## Your objective
Below are records; reply with nothing but the number of lines in them that contain "heading".

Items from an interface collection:
· · · · · · ·
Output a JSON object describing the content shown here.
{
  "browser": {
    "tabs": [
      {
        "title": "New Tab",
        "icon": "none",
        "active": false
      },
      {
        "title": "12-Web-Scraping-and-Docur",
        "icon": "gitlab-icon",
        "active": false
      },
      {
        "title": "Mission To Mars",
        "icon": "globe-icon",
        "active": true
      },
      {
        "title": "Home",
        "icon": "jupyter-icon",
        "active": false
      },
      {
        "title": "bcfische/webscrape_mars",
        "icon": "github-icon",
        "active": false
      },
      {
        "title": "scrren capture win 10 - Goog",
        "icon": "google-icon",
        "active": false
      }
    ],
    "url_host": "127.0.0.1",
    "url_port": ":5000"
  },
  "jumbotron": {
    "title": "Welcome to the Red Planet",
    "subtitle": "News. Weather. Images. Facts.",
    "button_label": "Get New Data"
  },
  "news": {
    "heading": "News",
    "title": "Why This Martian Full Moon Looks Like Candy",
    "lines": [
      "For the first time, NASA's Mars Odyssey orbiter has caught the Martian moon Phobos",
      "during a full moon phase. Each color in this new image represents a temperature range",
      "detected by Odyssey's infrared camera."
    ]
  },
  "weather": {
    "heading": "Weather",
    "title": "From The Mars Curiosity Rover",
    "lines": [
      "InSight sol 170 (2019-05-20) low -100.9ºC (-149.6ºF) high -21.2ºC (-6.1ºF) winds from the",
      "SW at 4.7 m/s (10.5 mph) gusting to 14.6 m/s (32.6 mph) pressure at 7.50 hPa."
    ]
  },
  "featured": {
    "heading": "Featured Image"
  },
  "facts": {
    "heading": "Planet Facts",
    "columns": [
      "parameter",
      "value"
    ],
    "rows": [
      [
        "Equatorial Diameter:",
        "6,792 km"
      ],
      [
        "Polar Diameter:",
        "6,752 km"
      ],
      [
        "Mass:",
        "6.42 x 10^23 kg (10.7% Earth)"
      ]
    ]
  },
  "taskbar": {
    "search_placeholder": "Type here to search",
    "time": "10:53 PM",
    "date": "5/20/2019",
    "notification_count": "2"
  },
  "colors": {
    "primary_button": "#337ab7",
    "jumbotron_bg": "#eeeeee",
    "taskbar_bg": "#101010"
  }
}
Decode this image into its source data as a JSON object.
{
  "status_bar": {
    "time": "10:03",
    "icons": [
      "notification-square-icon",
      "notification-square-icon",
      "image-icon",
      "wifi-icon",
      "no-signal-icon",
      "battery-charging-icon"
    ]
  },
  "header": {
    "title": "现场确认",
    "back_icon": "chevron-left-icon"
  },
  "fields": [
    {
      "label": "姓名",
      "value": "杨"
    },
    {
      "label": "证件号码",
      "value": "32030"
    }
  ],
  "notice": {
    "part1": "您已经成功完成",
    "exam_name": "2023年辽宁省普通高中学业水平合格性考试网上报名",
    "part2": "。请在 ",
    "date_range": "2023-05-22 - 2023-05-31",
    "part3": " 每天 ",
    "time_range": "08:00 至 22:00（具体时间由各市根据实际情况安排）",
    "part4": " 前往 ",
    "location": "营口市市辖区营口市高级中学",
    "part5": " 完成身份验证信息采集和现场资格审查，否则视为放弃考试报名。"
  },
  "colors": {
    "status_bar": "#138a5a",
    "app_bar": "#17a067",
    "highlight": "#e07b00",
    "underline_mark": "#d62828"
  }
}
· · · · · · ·
## Result of the exercise
4